DIRECTIONS -
All lines in the data bearing the string "滑动天窗控制模块电路图" should be identified and copied.

GIVEN RECORDS -
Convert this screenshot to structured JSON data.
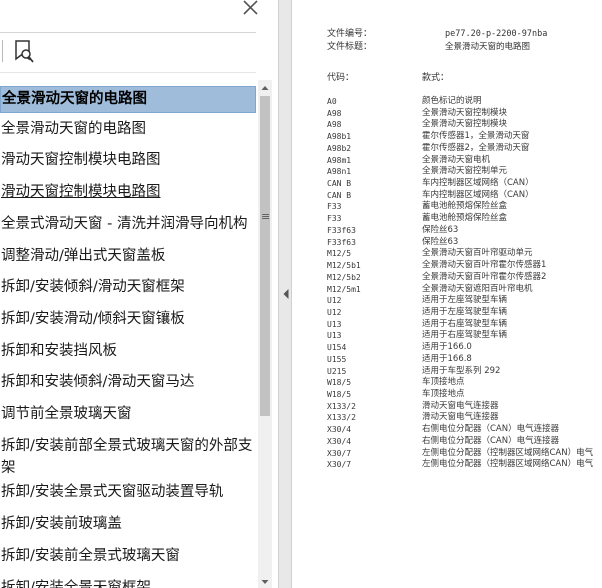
{
  "sidebar": {
    "items": [
      {
        "label": "全景滑动天窗的电路图",
        "selected": true
      },
      {
        "label": "全景滑动天窗的电路图"
      },
      {
        "label": "滑动天窗控制模块电路图"
      },
      {
        "label": "滑动天窗控制模块电路图",
        "underline": true
      },
      {
        "label": "全景式滑动天窗 - 清洗并润滑导向机构"
      },
      {
        "label": "调整滑动/弹出式天窗盖板"
      },
      {
        "label": "拆卸/安装倾斜/滑动天窗框架"
      },
      {
        "label": "拆卸/安装滑动/倾斜天窗镶板"
      },
      {
        "label": "拆卸和安装挡风板"
      },
      {
        "label": "拆卸和安装倾斜/滑动天窗马达"
      },
      {
        "label": "调节前全景玻璃天窗"
      },
      {
        "label": "拆卸/安装前部全景式玻璃天窗的外部支架",
        "wrap": true
      },
      {
        "label": "拆卸/安装全景式天窗驱动装置导轨"
      },
      {
        "label": "拆卸/安装前玻璃盖"
      },
      {
        "label": "拆卸/安装前全景式玻璃天窗"
      },
      {
        "label": "拆卸/安装全景天窗框架"
      }
    ]
  },
  "document": {
    "file_no_label": "文件编号：",
    "file_no_value": "pe77.20-p-2200-97nba",
    "file_title_label": "文件标题：",
    "file_title_value": "全景滑动天窗的电路图",
    "code_header": "代码：",
    "desc_header": "款式：",
    "rows": [
      {
        "code": "A0",
        "desc": "颜色标记的说明"
      },
      {
        "code": "A98",
        "desc": "全景滑动天窗控制模块"
      },
      {
        "code": "A98",
        "desc": "全景滑动天窗控制模块"
      },
      {
        "code": "A98b1",
        "desc": "霍尔传感器1，全景滑动天窗"
      },
      {
        "code": "A98b2",
        "desc": "霍尔传感器2，全景滑动天窗"
      },
      {
        "code": "A98m1",
        "desc": "全景滑动天窗电机"
      },
      {
        "code": "A98n1",
        "desc": "全景滑动天窗控制单元"
      },
      {
        "code": "CAN B",
        "desc": "车内控制器区域网络（CAN）"
      },
      {
        "code": "CAN B",
        "desc": "车内控制器区域网络（CAN）"
      },
      {
        "code": "F33",
        "desc": "蓄电池舱预熔保险丝盒"
      },
      {
        "code": "F33",
        "desc": "蓄电池舱预熔保险丝盒"
      },
      {
        "code": "F33f63",
        "desc": "保险丝63"
      },
      {
        "code": "F33f63",
        "desc": "保险丝63"
      },
      {
        "code": "M12/5",
        "desc": "全景滑动天窗百叶帘驱动单元"
      },
      {
        "code": "M12/5b1",
        "desc": "全景滑动天窗百叶帘霍尔传感器1"
      },
      {
        "code": "M12/5b2",
        "desc": "全景滑动天窗百叶帘霍尔传感器2"
      },
      {
        "code": "M12/5m1",
        "desc": "全景滑动天窗遮阳百叶帘电机"
      },
      {
        "code": "U12",
        "desc": "适用于左座驾驶型车辆"
      },
      {
        "code": "U12",
        "desc": "适用于左座驾驶型车辆"
      },
      {
        "code": "U13",
        "desc": "适用于右座驾驶型车辆"
      },
      {
        "code": "U13",
        "desc": "适用于右座驾驶型车辆"
      },
      {
        "code": "U154",
        "desc": "适用于166.0"
      },
      {
        "code": "U155",
        "desc": "适用于166.8"
      },
      {
        "code": "U215",
        "desc": "适用于车型系列 292"
      },
      {
        "code": "W18/5",
        "desc": "车顶接地点"
      },
      {
        "code": "W18/5",
        "desc": "车顶接地点"
      },
      {
        "code": "X133/2",
        "desc": "滑动天窗电气连接器"
      },
      {
        "code": "X133/2",
        "desc": "滑动天窗电气连接器"
      },
      {
        "code": "X30/4",
        "desc": "右侧电位分配器（CAN）电气连接器"
      },
      {
        "code": "X30/4",
        "desc": "右侧电位分配器（CAN）电气连接器"
      },
      {
        "code": "X30/7",
        "desc": "左侧电位分配器（控制器区域网络CAN）电气"
      },
      {
        "code": "X30/7",
        "desc": "左侧电位分配器（控制器区域网络CAN）电气"
      }
    ]
  },
  "icons": {
    "close": "close-icon",
    "bookmark": "bookmark-search-icon",
    "collapse": "chevron-left-icon",
    "resize": "grip-icon"
  }
}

ANSWER FOR THIS EXERCISE -
        "label": "滑动天窗控制模块电路图"
        "label": "滑动天窗控制模块电路图",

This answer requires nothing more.